February 19th

We Are Twisted F***ing Sister! – Hollywood Theater


The Hollywood Theater will spotlight one of the hair metal era’s most outrageous groups when they present We Are Twisted F***ing Sister!. The documentary from director Andrew Horn traces the never-before-told story of the 10 grueling years leading up to Twisted Sister’s legendary career, recounted directly by the band members, their managers, and their biggest fans. Tickets cost between $5 and $8 and are available for purchase at Showclix. Showtimes will continue through February 22nd.

February 20th

Inside Out Kids Party – Row House Cinema


Kids and parents can enjoy a fun-filled day at Row House Cinema when the theater presents a special Inside Out screening event.
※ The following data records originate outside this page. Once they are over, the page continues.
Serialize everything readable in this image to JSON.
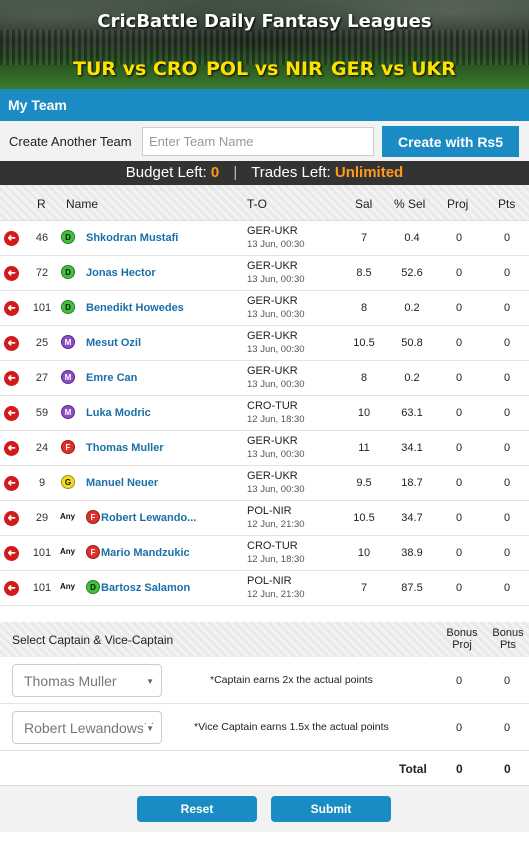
{
  "banner": {
    "title": "CricBattle Daily Fantasy Leagues",
    "matches": [
      "TUR vs CRO",
      "POL vs NIR",
      "GER vs UKR"
    ]
  },
  "my_team": {
    "title": "My Team"
  },
  "create": {
    "label": "Create Another Team",
    "placeholder": "Enter Team Name",
    "button": "Create with Rs5"
  },
  "budget": {
    "budget_label": "Budget Left:",
    "budget_value": "0",
    "trades_label": "Trades Left:",
    "trades_value": "Unlimited"
  },
  "columns": [
    "R",
    "Name",
    "T-O",
    "Sal",
    "% Sel",
    "Proj",
    "Pts"
  ],
  "players": [
    {
      "rank": "46",
      "any": "",
      "pos": "D",
      "name": "Shkodran Mustafi",
      "match": "GER-UKR",
      "time": "13 Jun, 00:30",
      "sal": "7",
      "sel": "0.4",
      "proj": "0",
      "pts": "0"
    },
    {
      "rank": "72",
      "any": "",
      "pos": "D",
      "name": "Jonas Hector",
      "match": "GER-UKR",
      "time": "13 Jun, 00:30",
      "sal": "8.5",
      "sel": "52.6",
      "proj": "0",
      "pts": "0"
    },
    {
      "rank": "101",
      "any": "",
      "pos": "D",
      "name": "Benedikt Howedes",
      "match": "GER-UKR",
      "time": "13 Jun, 00:30",
      "sal": "8",
      "sel": "0.2",
      "proj": "0",
      "pts": "0"
    },
    {
      "rank": "25",
      "any": "",
      "pos": "M",
      "name": "Mesut Ozil",
      "match": "GER-UKR",
      "time": "13 Jun, 00:30",
      "sal": "10.5",
      "sel": "50.8",
      "proj": "0",
      "pts": "0"
    },
    {
      "rank": "27",
      "any": "",
      "pos": "M",
      "name": "Emre Can",
      "match": "GER-UKR",
      "time": "13 Jun, 00:30",
      "sal": "8",
      "sel": "0.2",
      "proj": "0",
      "pts": "0"
    },
    {
      "rank": "59",
      "any": "",
      "pos": "M",
      "name": "Luka Modric",
      "match": "CRO-TUR",
      "time": "12 Jun, 18:30",
      "sal": "10",
      "sel": "63.1",
      "proj": "0",
      "pts": "0"
    },
    {
      "rank": "24",
      "any": "",
      "pos": "F",
      "name": "Thomas Muller",
      "match": "GER-UKR",
      "time": "13 Jun, 00:30",
      "sal": "11",
      "sel": "34.1",
      "proj": "0",
      "pts": "0"
    },
    {
      "rank": "9",
      "any": "",
      "pos": "G",
      "name": "Manuel Neuer",
      "match": "GER-UKR",
      "time": "13 Jun, 00:30",
      "sal": "9.5",
      "sel": "18.7",
      "proj": "0",
      "pts": "0"
    },
    {
      "rank": "29",
      "any": "Any",
      "pos": "F",
      "name": "Robert Lewando...",
      "match": "POL-NIR",
      "time": "12 Jun, 21:30",
      "sal": "10.5",
      "sel": "34.7",
      "proj": "0",
      "pts": "0"
    },
    {
      "rank": "101",
      "any": "Any",
      "pos": "F",
      "name": "Mario Mandzukic",
      "match": "CRO-TUR",
      "time": "12 Jun, 18:30",
      "sal": "10",
      "sel": "38.9",
      "proj": "0",
      "pts": "0"
    },
    {
      "rank": "101",
      "any": "Any",
      "pos": "D",
      "name": "Bartosz Salamon",
      "match": "POL-NIR",
      "time": "12 Jun, 21:30",
      "sal": "7",
      "sel": "87.5",
      "proj": "0",
      "pts": "0"
    }
  ],
  "captain": {
    "title": "Select Captain & Vice-Captain",
    "bonus_proj": "Bonus Proj",
    "bonus_pts": "Bonus Pts",
    "captain_select": "Thomas Muller",
    "captain_note": "*Captain earns 2x the actual points",
    "captain_proj": "0",
    "captain_pts": "0",
    "vice_select": "Robert Lewandowski",
    "vice_note": "*Vice Captain earns 1.5x the actual points",
    "vice_proj": "0",
    "vice_pts": "0",
    "total_label": "Total",
    "total_proj": "0",
    "total_pts": "0"
  },
  "actions": {
    "reset": "Reset",
    "submit": "Submit"
  },
  "colors": {
    "accent": "#1a8cc3",
    "highlight": "#ff9a1a",
    "banner_text": "#ffe100"
  }
}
The hit Pixar film follows 11-year-old Riley, whose struggle to adjust a new life in San Francisco causes turmoil among her emotions, mainly between ebullient Joy (Amy Poehler) and gloomy Sadness (Phyllis Smith). Guests can also partake in cupcake decorating, face painting, and $3 kiddie concession specials. The Inside Out Kids Party activities begin at 11:30 a.m. followed by the screening at 1 p.m. Event tickets cost $10 and must be purchased in advance at the Row House website. Film-only tickets cost $6.50 and are available on the website or at the door. All kids ages 12 and under must be accompanied by an adult, and all adults must be accompanied by a kid.

(T)ERROR – Carnegie Library – Homewood


The Carnegie Library of Pittsburgh – Homewood will present a screening of the award-winning documentary (T)ERROR. Shot in Pittsburgh, the film goes undercover to investigate the FBI sting operation of a Wilkinsburg terror suspect. Saeed “Shariff” Torres, a counterterrorism informant for more than two decades, takes on what he swears is his last job for the FBI and invites filmmakers to follow his covert efforts to befriend a suspected jihadist – without informing his superiors. As surprising revelations emerge, not only about Torres’ past, but also about the increasingly murky ethical grounds of his present mission, the film explores just how far we are going to prevent terror and exactly what liberties we are sacrificing to get there. Doors open at 1 p.m. followed by the screening at 2 p.m. A Q&A with the film’s directors, Lyric Cabral and David Felix Sutcliffe, will follow. Tickets are $6 and are available for purchase at Eventbrite.

Pitt Says Oh, Hi To Cult Screening Of ‘The Room’


Are you a fan of uncomfortably long lovemaking scenes? Do you enjoy throwing silverware? Do chroma keyed cityscapes fill you with glee? Then you should head to the University of Pittsburgh on November 18th for an exclusive screening of The Room.

Hosted by Pitt professor Dana Och‘s Special Topics in Film: Cult class, the event will showcase one of today’s most widely celebrated bad movies. Directed by the enigmatic, ambiguously European Tommy Wiseau, The Room debuted in 2004, and quickly became a cultural phenomenon with its warped take on relationships, American masculinity, and filmmaking in general. The surreal melodrama stars Wiseau as Johnny, a San Francisco banker whose life falls apart when he finds out his fiancée, Lisa (Juliette Danielle), is having an affair with his best friend, Mark (Greg Sestero). Described as a dark comedy – most likely because of the way it was received – the film became a hit with audiences amused by disconnected sub-plots, quotable dialogue (“You are tearing me apart, Lisa!”), and amateurish production.

The Special Topics in Film screening of The Room will take place at 8 p.m. in the Cathedral of Learning (Room G24). Guests will receive goodie bags, and are encouraged partake in all the yelling, throwing, and other rituals enjoyed by Room fans (those unfamiliar with the practices can reference this handy guide). In recognition of the upcoming Thanksgiving holiday, the organizers are also asking attendees to bring non-perishable food items to donate to local food banks. The event is free and open to the public (due to explicit content, only those age 18 and over are permitted).